Does Web 3.0 have solutions or just more of the same?
Althought it might feel that technology has come a long way in the last 15 years, as someone who has worked in digital marketing over that time, I often find myself thinking about how little has changed. Part of the problem with the amount of information we’ve been fed is that we’ve been consuming it in much the same formats for a long time now and we’re rather bored!
The next iteration of the internet feels like a looming revolution and there is going to be a hell of a fight to win it and control it. On the one hand we have libertarians who want to use blockchain to tear down the remaining gatekeepers of control (big tech and their bankers) and create a peer-to-peer digital economy which can fight against the problems of wealth inequality. Depending on what you believe that could be utopia… or utter chaos.
On the other hand there is a new player: artificial intelligence, whom we have never encountered. It seems big tech feels this is the method by which they retain ther dominance, by taking more thinking away from us and giving it to something else; machines. A different utopia, or the seeds or human destruction?

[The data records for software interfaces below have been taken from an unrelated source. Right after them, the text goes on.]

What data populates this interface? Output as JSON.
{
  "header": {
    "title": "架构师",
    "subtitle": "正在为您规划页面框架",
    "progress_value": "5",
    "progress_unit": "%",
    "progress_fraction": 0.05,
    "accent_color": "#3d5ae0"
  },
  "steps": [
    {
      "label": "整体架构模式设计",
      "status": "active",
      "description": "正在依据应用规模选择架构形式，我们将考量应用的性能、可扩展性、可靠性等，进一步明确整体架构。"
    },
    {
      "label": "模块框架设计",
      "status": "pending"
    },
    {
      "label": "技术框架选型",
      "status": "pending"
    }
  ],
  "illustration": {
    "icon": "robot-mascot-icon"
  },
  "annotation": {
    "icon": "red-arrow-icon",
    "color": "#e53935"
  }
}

I don’t know and as I approach the age of 50 I realise I many soon lose the capacity to care. But not just yet! I hope what I’ve written so far suggests that I have put a lot of thought into all this! So to the question I must ask myself, what can I do?
Persuade, not rage, against the dying of the light
I don’t want Nicholas Carr’s predictions to play out, until we are self-lobotomised shells, being milked by the intelligent machines in some incarnation of The Matrix.
But I also don’t believe there is a utopia out there, with or without the machines. There is only the continuation of things, humans course-correcting as we go, just as we always have. In order to do that we must retain our ability to persuade each other on those courses, as positively and reasonably as we can.
Recently I read a slightly provocative but interesting article about the future of misinformation, which suggested:
Let’s stop trying to prevent people from seeing lies, and instead teach people to see through themGurwinder Bhogal
This resonated strongly with me. We have the tools, but we haven’t used them in 20 years, they weren’t sharp enough to cut through the information avalanche we got buried in. We need to hone some new ones. The blueprints aren’t lost, they are there in everything from Aristotle, via Charles Cooley, and Nicholas Carr. They are the tools of persuasion, of nuance, the armbands we might need to swim out of the shallows into deeper water, where we might have the time and space to see things more clearly.
My mission is to help you use these tools, not just for personal economic advantage, but to play your part in course-correcting our world.